When it comes to women board members, or rather the lack of them, it is more a supply-side problem than one caused by lax demand, says Chamber of Hong Kong Listed Companies chairman Lo Ka-shui.
Lo maintains that Hong Kong-listed companies do not discriminate against women, rather finding female candidates with the right credentials is often the problem.
To level the playing field and catch up with other financial centres, Hong Kong Exchanges and Clearing last month issued a consultation paper proposing companies make their boards more diverse in terms of gender and age. The consultation ended on Friday.
Lo told the South China Morning Post in an exclusive interview that the chamber, the only body representing listed companies in the city, supports the HKEx's plan to bring in new rules to match standards elsewhere, making board diversity a matter of corporate governance. This means companies will be mandatorily required to explain themselves if such a policy is not in place.
"It would be ideal to have people with different ages or gender to have a balanced composition on the board," Lo said.

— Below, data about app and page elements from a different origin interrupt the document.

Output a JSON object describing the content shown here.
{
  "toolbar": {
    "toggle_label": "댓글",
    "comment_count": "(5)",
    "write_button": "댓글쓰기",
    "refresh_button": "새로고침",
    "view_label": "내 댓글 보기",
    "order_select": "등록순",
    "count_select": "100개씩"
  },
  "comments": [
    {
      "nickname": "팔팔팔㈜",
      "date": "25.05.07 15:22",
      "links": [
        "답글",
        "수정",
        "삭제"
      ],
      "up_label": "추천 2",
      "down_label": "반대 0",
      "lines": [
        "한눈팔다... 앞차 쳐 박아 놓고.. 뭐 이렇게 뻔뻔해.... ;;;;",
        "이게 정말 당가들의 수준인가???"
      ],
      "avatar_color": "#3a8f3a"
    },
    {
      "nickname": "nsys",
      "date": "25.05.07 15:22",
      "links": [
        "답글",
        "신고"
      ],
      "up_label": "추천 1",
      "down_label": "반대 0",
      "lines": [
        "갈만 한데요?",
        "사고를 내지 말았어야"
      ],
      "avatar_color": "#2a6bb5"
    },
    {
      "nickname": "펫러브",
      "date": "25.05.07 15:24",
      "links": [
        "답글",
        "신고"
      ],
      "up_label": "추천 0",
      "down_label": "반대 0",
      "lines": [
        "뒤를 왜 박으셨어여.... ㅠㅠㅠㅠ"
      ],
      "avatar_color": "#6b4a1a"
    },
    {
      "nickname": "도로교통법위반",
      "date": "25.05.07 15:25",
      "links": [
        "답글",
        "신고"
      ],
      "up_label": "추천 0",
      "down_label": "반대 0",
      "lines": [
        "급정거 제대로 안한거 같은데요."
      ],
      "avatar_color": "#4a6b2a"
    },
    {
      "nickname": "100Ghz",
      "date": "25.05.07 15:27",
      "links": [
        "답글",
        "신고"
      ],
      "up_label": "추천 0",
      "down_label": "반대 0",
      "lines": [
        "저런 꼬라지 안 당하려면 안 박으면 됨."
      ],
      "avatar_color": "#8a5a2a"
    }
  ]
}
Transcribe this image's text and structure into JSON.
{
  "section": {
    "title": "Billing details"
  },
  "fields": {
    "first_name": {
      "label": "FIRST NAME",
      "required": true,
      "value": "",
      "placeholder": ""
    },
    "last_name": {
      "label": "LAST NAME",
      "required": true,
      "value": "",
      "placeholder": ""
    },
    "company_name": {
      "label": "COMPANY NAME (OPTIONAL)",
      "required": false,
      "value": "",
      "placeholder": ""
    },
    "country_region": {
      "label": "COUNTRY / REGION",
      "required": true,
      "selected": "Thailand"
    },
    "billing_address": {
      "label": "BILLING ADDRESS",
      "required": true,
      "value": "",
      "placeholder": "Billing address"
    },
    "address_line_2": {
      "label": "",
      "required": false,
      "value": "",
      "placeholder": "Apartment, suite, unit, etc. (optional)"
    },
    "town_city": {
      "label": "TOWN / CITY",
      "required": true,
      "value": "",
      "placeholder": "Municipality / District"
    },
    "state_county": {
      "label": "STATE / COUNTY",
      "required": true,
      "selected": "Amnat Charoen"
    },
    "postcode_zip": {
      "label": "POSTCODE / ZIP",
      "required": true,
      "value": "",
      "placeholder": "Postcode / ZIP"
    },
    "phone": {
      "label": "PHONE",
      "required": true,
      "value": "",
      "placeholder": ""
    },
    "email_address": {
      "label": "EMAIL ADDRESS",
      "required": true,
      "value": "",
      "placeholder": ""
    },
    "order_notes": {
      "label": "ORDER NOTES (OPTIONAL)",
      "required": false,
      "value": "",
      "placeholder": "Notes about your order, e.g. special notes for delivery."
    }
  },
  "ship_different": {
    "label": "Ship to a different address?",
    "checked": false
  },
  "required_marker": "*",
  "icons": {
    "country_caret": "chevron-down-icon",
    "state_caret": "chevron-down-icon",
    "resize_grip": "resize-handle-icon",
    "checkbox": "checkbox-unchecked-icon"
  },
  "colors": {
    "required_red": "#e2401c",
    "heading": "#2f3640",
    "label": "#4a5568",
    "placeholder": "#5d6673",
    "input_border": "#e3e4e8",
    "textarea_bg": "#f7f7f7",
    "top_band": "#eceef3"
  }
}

He said the fact that in Hong Kong female directors make up only 10 per cent of the boards of listed companies has nothing to do with discrimination.
"Hong Kong is by far the most liberal city anywhere in the world. Just look at the number of senior female government officials," he said.
According to Lo, one has to be with a company for a long time to be promoted to the board but the corporate world in Hong Kong has seen active participation of women only in the past couple of decades, adding that even when companies seek to appoint more women to their boards, they just don't find enough candidates who fit the bill.
"But we expect this will change soon as we are getting to a stage where there are an increasing number of women who have been working for years in the same industry and would make fine directors. We are going to see more women being appointed as directors," Lo said.
While only 10 per cent of the city's directors are female, in the Western world it ranges from 20 to 40 per cent, says the HKEx consultation paper.
In fact, 40 per cent of Hong Kong-listed companies have no women directors at all, while 37 per cent have only one.
The Hong Kong Institute of Directors chairman Kelvin Wong Tin-yau said women are far less aggressive in the work- place than men and many of them also have to take care of their children and other family affairs.
"This may explain why we have so few female directors."
According to Wong, gender should not be the only concern in diversifying boards.
"Besides having more female directors, we should also have more directors of different ages and backgrounds."